Since 2007, the energy market has been liberalized throughout Belgium. Aimed at cutting gas and electricity costs, has this process delivered on its promises? To find out, federal regulator CREG carried out a study of how the natural gas price component of consumers’ bills has changed. The study shows that, compared with 2007, the energy component of gas bills had increased by an average of 17% in August 2021.

Evolution of the price of the energy component, in € per MWh for residential customers*. Source: “Study on the components of the price of electricity and natural gas”, CREG
Changes in the gas price between 2007 and 2020 – Source: CREG

*T2 is a domestic customer.

In terms of the distribution system price, the CREG indicates a general increase of 32.75% between 2007 and the end of 2019. This increase is due in particular to the increase in the rate of the public service obligations (OSP) and extensions to the network.

Did you know?
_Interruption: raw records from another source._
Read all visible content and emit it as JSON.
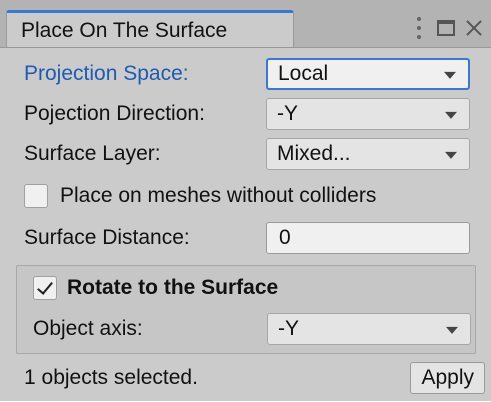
{
  "window": {
    "tab_title": "Place On The Surface"
  },
  "fields": {
    "projection_space": {
      "label": "Projection Space:",
      "value": "Local"
    },
    "projection_direction": {
      "label": "Pojection Direction:",
      "value": "-Y"
    },
    "surface_layer": {
      "label": "Surface Layer:",
      "value": "Mixed..."
    },
    "place_on_meshes": {
      "label": "Place on meshes without colliders",
      "checked": false
    },
    "surface_distance": {
      "label": "Surface Distance:",
      "value": "0"
    }
  },
  "rotate_group": {
    "toggle": {
      "label": "Rotate to the Surface",
      "checked": true
    },
    "object_axis": {
      "label": "Object axis:",
      "value": "-Y"
    }
  },
  "status": {
    "text": "1 objects selected.",
    "apply_label": "Apply"
  },
  "icons": {
    "menu": "kebab-menu-icon",
    "maximize": "maximize-icon",
    "close": "close-icon",
    "dropdown": "chevron-down-icon",
    "check": "checkmark-icon"
  },
  "colors": {
    "accent": "#3a78d4",
    "active_label": "#1e5bb0",
    "panel_bg": "#cbcbcb"
  }
}
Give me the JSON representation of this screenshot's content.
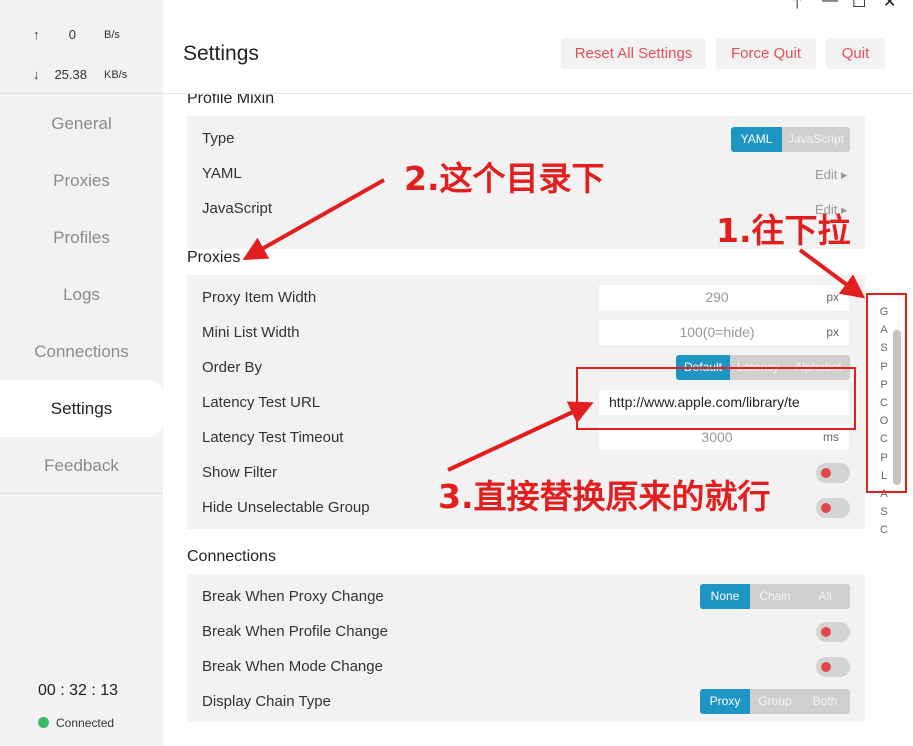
{
  "window_controls": [
    "🡑",
    "—",
    "☐",
    "✕"
  ],
  "traffic": {
    "up_arrow": "↑",
    "up_value": "0",
    "up_unit": "B/s",
    "down_arrow": "↓",
    "down_value": "25.38",
    "down_unit": "KB/s"
  },
  "sidebar": {
    "items": [
      {
        "label": "General"
      },
      {
        "label": "Proxies"
      },
      {
        "label": "Profiles"
      },
      {
        "label": "Logs"
      },
      {
        "label": "Connections"
      },
      {
        "label": "Settings",
        "active": true
      },
      {
        "label": "Feedback"
      }
    ],
    "clock": "00 : 32 : 13",
    "status": "Connected"
  },
  "header": {
    "title": "Settings",
    "reset_label": "Reset All Settings",
    "force_quit_label": "Force Quit",
    "quit_label": "Quit"
  },
  "profile_mixin": {
    "title": "Profile Mixin",
    "type_label": "Type",
    "type_options": [
      "YAML",
      "JavaScript"
    ],
    "type_selected": "YAML",
    "yaml_label": "YAML",
    "yaml_edit": "Edit ▸",
    "js_label": "JavaScript",
    "js_edit": "Edit ▸"
  },
  "proxies": {
    "title": "Proxies",
    "item_width_label": "Proxy Item Width",
    "item_width_value": "290",
    "item_width_unit": "px",
    "mini_list_label": "Mini List Width",
    "mini_list_placeholder": "100(0=hide)",
    "mini_list_unit": "px",
    "order_by_label": "Order By",
    "order_by_options": [
      "Default",
      "Latency",
      "Alphabet"
    ],
    "order_by_selected": "Default",
    "latency_url_label": "Latency Test URL",
    "latency_url_value": "http://www.apple.com/library/te",
    "latency_timeout_label": "Latency Test Timeout",
    "latency_timeout_value": "3000",
    "latency_timeout_unit": "ms",
    "show_filter_label": "Show Filter",
    "hide_unselectable_label": "Hide Unselectable Group"
  },
  "connections": {
    "title": "Connections",
    "break_proxy_label": "Break When Proxy Change",
    "break_proxy_options": [
      "None",
      "Chain",
      "All"
    ],
    "break_proxy_selected": "None",
    "break_profile_label": "Break When Profile Change",
    "break_mode_label": "Break When Mode Change",
    "chain_type_label": "Display Chain Type",
    "chain_type_options": [
      "Proxy",
      "Group",
      "Both"
    ],
    "chain_type_selected": "Proxy"
  },
  "scroll_index": [
    "G",
    "A",
    "S",
    "P",
    "P",
    "C",
    "O",
    "C",
    "P",
    "L",
    "A",
    "S",
    "C"
  ],
  "annotations": {
    "note1": "1.往下拉",
    "note2": "2.这个目录下",
    "note3": "3.直接替换原来的就行",
    "color": "#e21e1e"
  },
  "colors": {
    "accent": "#1e96c3",
    "danger_text": "#e0505a",
    "toggle_off_dot": "#e04848",
    "connected": "#3cba6a"
  }
}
In Wallonia and Flanders, the public service obligations help to finance the installation of budget meters and manage vulnerable customers. However, in the south of the country, the costs of these meters have soared.

More generally, across all bill items, the total gas price rose by 18.70% between January 2007 and December 2016.

It’s worth noting that, since then, gas prices fell sharply during 2020, as a result of the health crisis and two successive winters during which the weather conditions were particularly mild. However, prices have been rising again since the end of 2020 and the beginning of 2021, due to the return to colder temperatures.

How can you reduce your gas bill?

Regardless of whether prices are falling, it’s important to compare gas prices at least once a year. Why? Because the introductory promotions for new customers are only valid for that length of time, and these discounts often mean you can obtain cheap gas and so make significant savings on your gas bill.

If you find the idea of an annual comparison off-putting, don’t worry: changing gas supplier only takes a few minutes and the new supplier will take care of the entire process for you. And it’s free!

If you still have questions and would like more advice, please contact our advisers. They can be reached on 0800 37 456 from 9.00 am to 12.30 pm and from 1.30 pm to 5.30 pm. They will do everything they can to put an end to your large gas bills – and that’s a promise!

Compare now all energy suppliers active in Belgium and save money on your bill ! Clients save an average of € 275 thanks to Energyprice.be. Have a look on your savings